Task objective: Please copy each line in the records below that contains the string "Switzerland".
##### Material for this exercise #####
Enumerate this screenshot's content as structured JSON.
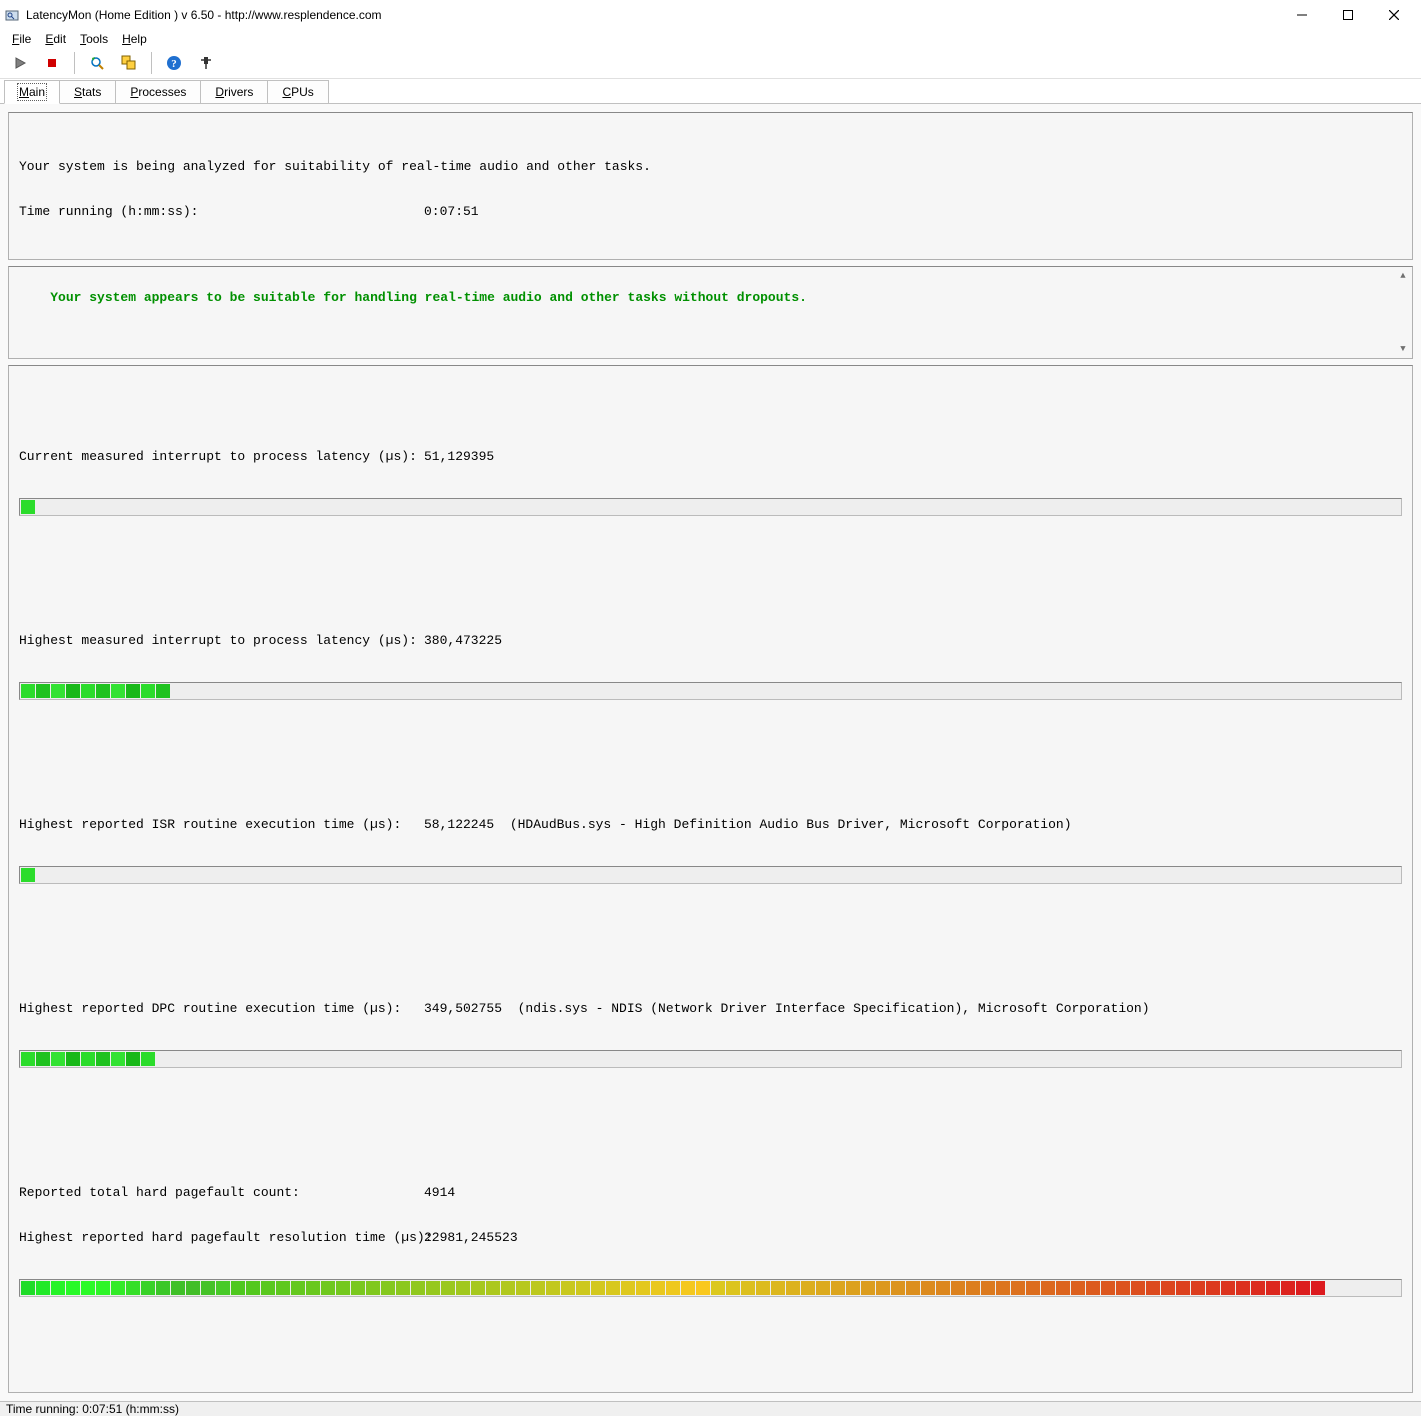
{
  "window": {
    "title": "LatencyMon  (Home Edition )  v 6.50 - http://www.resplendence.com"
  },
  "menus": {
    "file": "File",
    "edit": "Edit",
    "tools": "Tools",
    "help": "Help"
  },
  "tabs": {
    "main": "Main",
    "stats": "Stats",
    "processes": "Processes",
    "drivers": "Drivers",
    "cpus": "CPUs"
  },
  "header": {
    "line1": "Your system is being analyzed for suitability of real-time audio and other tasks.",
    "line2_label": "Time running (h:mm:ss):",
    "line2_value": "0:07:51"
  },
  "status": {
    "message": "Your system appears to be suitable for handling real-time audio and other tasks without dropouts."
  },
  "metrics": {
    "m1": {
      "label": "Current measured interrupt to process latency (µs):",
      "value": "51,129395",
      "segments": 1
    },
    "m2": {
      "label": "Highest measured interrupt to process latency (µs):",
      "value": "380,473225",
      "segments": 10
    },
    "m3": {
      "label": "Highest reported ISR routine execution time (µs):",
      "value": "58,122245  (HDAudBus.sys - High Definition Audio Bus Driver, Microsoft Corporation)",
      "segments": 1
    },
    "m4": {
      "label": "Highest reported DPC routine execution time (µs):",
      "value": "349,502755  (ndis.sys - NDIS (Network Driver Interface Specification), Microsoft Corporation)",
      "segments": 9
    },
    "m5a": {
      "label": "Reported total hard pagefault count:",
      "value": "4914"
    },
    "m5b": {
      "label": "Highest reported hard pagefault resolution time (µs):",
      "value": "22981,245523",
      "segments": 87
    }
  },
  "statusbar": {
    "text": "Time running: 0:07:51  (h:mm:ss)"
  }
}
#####
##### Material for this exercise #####
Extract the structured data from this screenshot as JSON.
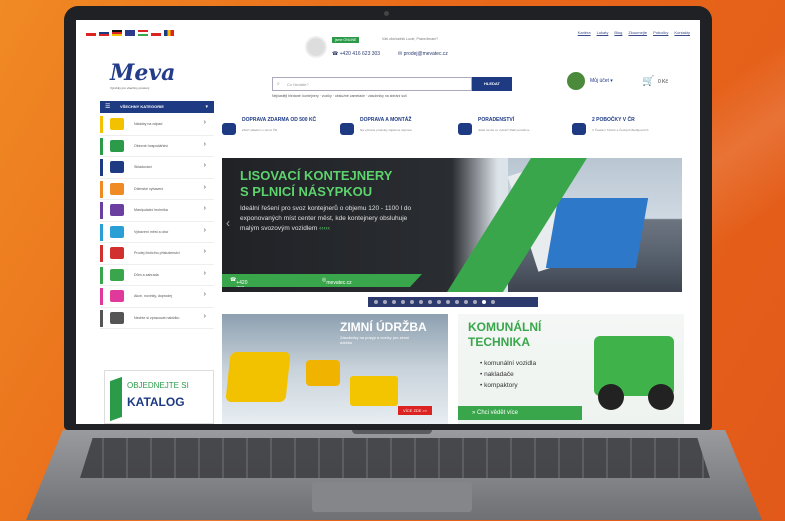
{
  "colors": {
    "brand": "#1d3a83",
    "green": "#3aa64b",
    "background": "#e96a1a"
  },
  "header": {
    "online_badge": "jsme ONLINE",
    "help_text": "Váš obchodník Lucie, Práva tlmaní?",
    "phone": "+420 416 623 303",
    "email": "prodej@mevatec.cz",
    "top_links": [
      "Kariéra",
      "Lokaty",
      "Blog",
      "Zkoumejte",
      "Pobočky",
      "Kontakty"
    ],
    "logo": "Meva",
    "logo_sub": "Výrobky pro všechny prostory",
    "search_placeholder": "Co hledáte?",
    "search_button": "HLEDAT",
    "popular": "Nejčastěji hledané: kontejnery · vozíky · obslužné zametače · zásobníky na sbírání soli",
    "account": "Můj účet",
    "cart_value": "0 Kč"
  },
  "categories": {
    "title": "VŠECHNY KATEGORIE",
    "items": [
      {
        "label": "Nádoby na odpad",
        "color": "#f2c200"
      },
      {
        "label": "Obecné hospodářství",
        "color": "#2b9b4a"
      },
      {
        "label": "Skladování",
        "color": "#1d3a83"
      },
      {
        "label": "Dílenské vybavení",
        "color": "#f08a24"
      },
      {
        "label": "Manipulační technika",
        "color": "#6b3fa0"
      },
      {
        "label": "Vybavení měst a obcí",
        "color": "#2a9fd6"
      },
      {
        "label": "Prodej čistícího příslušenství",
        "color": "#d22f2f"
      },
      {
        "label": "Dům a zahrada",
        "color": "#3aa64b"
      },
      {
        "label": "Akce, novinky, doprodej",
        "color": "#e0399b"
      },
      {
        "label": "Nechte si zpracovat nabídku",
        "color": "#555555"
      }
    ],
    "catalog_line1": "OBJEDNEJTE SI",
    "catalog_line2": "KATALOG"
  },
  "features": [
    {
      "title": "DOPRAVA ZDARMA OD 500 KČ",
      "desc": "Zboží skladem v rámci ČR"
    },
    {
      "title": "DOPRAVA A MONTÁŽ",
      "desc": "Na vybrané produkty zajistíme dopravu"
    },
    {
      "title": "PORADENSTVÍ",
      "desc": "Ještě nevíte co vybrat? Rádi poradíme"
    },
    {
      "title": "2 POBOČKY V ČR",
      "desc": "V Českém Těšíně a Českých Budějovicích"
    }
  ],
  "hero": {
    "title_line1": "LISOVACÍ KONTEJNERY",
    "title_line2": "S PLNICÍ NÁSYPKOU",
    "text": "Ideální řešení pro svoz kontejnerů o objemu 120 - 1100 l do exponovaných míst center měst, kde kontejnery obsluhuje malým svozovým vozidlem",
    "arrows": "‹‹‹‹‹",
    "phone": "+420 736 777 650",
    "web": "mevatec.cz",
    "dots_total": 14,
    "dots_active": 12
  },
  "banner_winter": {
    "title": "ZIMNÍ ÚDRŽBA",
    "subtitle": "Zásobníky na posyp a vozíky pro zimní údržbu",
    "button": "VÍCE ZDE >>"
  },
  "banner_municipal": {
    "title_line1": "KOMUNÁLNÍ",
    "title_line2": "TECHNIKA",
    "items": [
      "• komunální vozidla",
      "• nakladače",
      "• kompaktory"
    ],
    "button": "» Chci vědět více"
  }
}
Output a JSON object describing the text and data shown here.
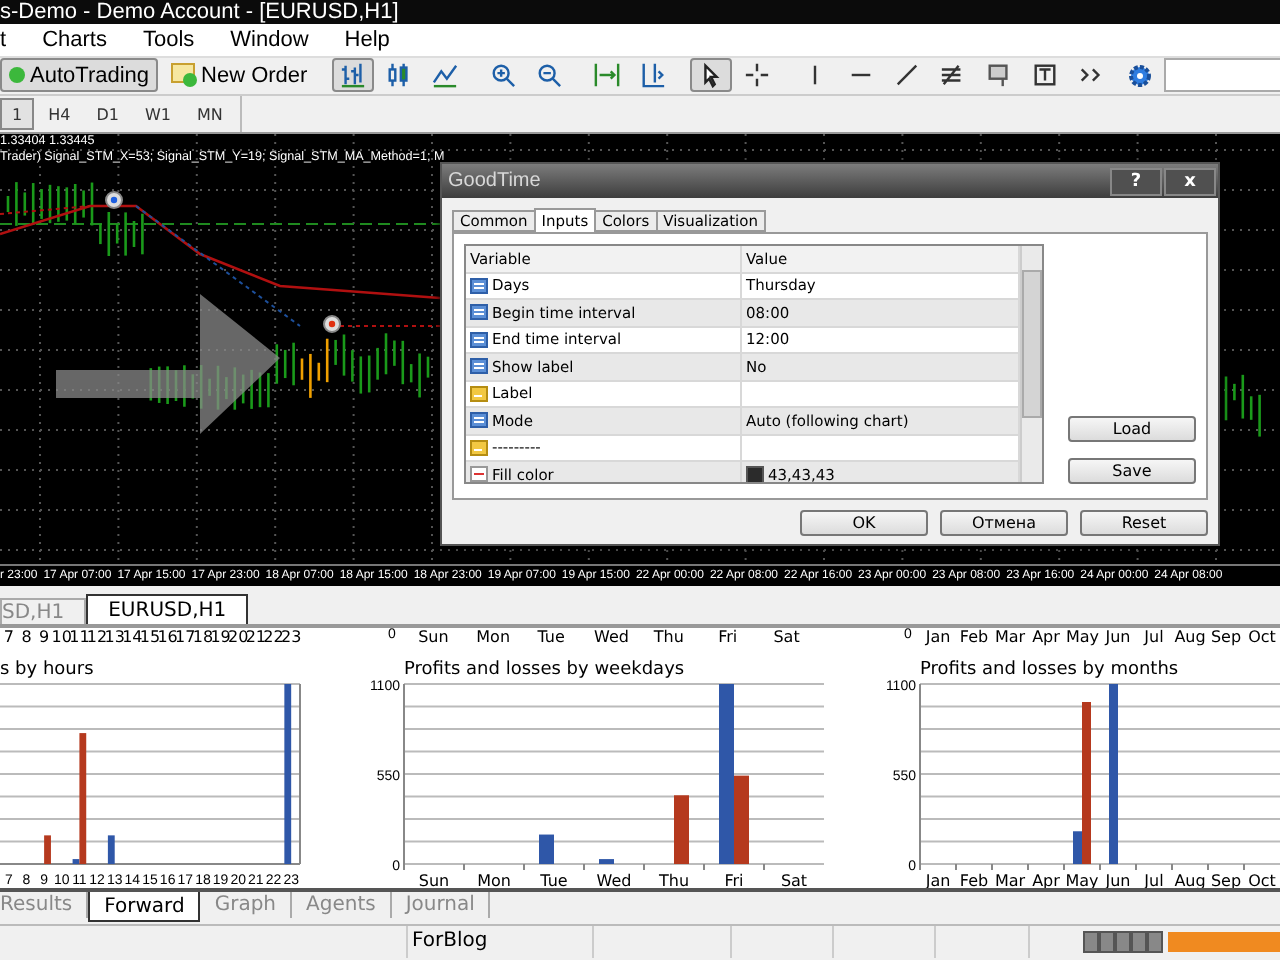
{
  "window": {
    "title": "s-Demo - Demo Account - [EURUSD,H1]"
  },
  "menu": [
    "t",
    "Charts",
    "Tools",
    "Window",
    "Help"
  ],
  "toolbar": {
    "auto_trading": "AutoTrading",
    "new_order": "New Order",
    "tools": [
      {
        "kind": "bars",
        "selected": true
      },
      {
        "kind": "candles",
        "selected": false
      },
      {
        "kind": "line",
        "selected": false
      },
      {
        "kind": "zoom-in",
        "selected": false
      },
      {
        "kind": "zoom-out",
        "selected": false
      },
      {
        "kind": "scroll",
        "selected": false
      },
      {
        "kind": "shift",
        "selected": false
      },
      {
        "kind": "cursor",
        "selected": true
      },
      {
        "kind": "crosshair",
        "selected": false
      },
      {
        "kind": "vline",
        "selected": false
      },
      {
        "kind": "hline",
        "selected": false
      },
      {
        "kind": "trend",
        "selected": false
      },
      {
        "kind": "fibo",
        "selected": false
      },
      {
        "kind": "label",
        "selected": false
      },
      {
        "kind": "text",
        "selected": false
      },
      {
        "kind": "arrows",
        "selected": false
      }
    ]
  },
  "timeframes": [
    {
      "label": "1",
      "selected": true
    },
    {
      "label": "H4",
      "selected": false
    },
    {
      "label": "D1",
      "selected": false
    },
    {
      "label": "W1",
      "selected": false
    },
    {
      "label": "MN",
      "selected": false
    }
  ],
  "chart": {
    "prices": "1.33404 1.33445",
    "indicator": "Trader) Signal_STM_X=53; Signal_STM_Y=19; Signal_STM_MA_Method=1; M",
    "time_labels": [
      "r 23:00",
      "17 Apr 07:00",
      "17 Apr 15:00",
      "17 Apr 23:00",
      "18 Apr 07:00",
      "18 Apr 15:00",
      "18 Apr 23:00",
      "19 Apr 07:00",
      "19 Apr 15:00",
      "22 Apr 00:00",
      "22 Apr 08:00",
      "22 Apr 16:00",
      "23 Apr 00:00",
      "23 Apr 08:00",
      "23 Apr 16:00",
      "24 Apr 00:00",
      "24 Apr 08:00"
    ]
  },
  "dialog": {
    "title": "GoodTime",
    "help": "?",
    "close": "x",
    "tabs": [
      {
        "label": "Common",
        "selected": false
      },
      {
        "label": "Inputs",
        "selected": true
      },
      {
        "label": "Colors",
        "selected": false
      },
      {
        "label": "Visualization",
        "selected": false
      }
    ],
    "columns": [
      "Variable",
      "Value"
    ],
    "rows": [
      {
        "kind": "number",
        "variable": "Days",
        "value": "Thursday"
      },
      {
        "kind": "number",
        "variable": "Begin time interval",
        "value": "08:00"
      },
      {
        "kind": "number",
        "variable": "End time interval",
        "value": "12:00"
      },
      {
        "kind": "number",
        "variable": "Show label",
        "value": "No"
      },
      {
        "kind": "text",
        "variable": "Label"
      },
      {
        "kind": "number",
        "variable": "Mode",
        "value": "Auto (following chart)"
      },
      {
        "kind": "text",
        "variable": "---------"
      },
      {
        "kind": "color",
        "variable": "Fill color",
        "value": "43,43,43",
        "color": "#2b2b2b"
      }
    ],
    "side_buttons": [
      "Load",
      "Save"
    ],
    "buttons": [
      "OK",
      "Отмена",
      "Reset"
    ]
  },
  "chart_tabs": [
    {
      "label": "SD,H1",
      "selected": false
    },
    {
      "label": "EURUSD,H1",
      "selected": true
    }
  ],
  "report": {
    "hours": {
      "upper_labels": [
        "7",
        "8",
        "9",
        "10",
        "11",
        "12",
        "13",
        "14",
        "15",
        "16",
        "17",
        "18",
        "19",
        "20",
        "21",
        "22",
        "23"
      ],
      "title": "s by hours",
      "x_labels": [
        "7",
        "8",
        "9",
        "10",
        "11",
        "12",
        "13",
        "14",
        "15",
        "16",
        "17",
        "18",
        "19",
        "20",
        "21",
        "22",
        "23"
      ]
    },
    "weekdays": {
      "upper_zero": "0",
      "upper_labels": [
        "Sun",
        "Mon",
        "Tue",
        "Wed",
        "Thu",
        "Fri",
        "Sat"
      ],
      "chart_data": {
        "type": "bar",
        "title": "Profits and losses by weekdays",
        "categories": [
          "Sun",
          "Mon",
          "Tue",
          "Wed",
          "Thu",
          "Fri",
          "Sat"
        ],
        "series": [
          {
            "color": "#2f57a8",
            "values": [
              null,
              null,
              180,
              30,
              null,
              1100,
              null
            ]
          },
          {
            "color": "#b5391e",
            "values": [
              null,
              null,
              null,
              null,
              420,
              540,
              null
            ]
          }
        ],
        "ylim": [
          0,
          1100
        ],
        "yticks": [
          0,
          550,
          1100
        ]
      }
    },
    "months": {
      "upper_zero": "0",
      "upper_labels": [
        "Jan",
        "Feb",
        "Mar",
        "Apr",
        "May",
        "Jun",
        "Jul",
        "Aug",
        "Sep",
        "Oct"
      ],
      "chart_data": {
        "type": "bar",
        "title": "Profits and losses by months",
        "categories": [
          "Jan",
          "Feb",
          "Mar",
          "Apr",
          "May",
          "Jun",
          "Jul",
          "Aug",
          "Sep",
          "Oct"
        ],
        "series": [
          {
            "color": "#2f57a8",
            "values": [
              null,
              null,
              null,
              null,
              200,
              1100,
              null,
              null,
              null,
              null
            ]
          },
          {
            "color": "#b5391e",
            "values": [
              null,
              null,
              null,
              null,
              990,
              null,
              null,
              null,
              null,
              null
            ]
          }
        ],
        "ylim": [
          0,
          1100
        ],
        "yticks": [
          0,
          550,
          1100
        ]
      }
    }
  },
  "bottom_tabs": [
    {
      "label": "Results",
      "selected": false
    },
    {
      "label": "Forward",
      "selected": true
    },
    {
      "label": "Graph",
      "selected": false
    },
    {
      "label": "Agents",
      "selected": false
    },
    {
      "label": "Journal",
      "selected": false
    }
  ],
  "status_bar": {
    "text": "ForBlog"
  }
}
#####
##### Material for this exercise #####
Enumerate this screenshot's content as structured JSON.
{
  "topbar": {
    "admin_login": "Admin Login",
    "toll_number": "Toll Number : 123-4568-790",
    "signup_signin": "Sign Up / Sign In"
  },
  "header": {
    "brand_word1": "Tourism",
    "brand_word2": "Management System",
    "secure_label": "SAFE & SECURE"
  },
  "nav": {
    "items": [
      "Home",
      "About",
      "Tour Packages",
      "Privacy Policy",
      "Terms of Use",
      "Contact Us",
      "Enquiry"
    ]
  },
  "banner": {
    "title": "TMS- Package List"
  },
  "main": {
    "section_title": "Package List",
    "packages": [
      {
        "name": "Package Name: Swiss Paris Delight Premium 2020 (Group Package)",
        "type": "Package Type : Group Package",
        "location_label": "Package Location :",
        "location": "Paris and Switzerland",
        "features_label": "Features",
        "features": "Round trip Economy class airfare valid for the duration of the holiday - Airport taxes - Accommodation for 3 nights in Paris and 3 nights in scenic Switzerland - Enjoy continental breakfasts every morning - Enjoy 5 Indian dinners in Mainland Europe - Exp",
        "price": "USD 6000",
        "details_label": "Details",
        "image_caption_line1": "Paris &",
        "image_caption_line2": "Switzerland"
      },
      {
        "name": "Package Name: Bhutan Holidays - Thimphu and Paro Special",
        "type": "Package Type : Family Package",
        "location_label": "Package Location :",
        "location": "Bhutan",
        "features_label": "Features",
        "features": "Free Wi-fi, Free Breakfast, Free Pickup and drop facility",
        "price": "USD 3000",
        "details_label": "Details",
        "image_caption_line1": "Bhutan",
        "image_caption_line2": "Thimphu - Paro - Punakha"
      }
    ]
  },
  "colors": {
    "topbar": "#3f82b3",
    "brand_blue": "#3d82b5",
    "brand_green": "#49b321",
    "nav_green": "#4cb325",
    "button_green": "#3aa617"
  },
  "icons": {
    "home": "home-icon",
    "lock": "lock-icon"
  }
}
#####
Written answer:
        "location": "Paris and Switzerland",
        "features": "Round trip Economy class airfare valid for the duration of the holiday - Airport taxes - Accommodation for 3 nights in Paris and 3 nights in scenic Switzerland - Enjoy continental breakfasts every morning - Enjoy 5 Indian dinners in Mainland Europe - Exp",
        "image_caption_line2": "Switzerland"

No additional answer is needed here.